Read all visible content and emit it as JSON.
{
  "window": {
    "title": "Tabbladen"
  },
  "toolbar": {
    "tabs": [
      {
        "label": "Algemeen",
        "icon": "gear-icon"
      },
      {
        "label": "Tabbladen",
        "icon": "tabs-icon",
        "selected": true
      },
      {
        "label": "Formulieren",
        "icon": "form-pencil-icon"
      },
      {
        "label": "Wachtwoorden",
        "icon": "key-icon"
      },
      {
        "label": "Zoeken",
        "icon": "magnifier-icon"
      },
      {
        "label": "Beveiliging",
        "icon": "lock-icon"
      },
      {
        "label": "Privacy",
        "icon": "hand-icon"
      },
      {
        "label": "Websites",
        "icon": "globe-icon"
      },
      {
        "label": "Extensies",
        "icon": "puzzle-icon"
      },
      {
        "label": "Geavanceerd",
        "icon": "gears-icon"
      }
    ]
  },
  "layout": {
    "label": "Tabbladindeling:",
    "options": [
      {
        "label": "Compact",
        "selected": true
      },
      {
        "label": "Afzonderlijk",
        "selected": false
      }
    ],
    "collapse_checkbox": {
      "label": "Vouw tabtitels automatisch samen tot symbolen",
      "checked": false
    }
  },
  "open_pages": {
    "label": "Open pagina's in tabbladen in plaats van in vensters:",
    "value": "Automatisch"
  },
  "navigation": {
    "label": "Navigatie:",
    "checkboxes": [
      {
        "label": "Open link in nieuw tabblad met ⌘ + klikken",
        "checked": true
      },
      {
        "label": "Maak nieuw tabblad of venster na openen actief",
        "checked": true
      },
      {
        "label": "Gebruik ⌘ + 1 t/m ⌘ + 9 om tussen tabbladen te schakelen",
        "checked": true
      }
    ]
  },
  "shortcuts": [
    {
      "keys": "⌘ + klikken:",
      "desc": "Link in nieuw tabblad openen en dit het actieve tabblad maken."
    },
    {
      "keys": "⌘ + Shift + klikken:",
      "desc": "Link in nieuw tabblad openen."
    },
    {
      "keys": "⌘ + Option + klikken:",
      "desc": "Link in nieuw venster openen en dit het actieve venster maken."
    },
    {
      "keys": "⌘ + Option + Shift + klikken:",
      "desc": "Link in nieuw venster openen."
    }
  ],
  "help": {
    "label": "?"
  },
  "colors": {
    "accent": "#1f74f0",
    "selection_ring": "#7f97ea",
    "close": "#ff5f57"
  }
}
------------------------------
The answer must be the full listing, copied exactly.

_Solved exercise:_
Read all visible content and emit it as JSON.
{
  "window": {
    "title": "Tabbladen"
  },
  "toolbar": {
    "tabs": [
      {
        "label": "Algemeen",
        "icon": "gear-icon"
      },
      {
        "label": "Tabbladen",
        "icon": "tabs-icon",
        "selected": true
      },
      {
        "label": "Formulieren",
        "icon": "form-pencil-icon"
      },
      {
        "label": "Wachtwoorden",
        "icon": "key-icon"
      },
      {
        "label": "Zoeken",
        "icon": "magnifier-icon"
      },
      {
        "label": "Beveiliging",
        "icon": "lock-icon"
      },
      {
        "label": "Privacy",
        "icon": "hand-icon"
      },
      {
        "label": "Websites",
        "icon": "globe-icon"
      },
      {
        "label": "Extensies",
        "icon": "puzzle-icon"
      },
      {
        "label": "Geavanceerd",
        "icon": "gears-icon"
      }
    ]
  },
  "layout": {
    "label": "Tabbladindeling:",
    "options": [
      {
        "label": "Compact",
        "selected": true
      },
      {
        "label": "Afzonderlijk",
        "selected": false
      }
    ],
    "collapse_checkbox": {
      "label": "Vouw tabtitels automatisch samen tot symbolen",
      "checked": false
    }
  },
  "open_pages": {
    "label": "Open pagina's in tabbladen in plaats van in vensters:",
    "value": "Automatisch"
  },
  "navigation": {
    "label": "Navigatie:",
    "checkboxes": [
      {
        "label": "Open link in nieuw tabblad met ⌘ + klikken",
        "checked": true
      },
      {
        "label": "Maak nieuw tabblad of venster na openen actief",
        "checked": true
      },
      {
        "label": "Gebruik ⌘ + 1 t/m ⌘ + 9 om tussen tabbladen te schakelen",
        "checked": true
      }
    ]
  },
  "shortcuts": [
    {
      "keys": "⌘ + klikken:",
      "desc": "Link in nieuw tabblad openen en dit het actieve tabblad maken."
    },
    {
      "keys": "⌘ + Shift + klikken:",
      "desc": "Link in nieuw tabblad openen."
    },
    {
      "keys": "⌘ + Option + klikken:",
      "desc": "Link in nieuw venster openen en dit het actieve venster maken."
    },
    {
      "keys": "⌘ + Option + Shift + klikken:",
      "desc": "Link in nieuw venster openen."
    }
  ],
  "help": {
    "label": "?"
  },
  "colors": {
    "accent": "#1f74f0",
    "selection_ring": "#7f97ea",
    "close": "#ff5f57"
  }
}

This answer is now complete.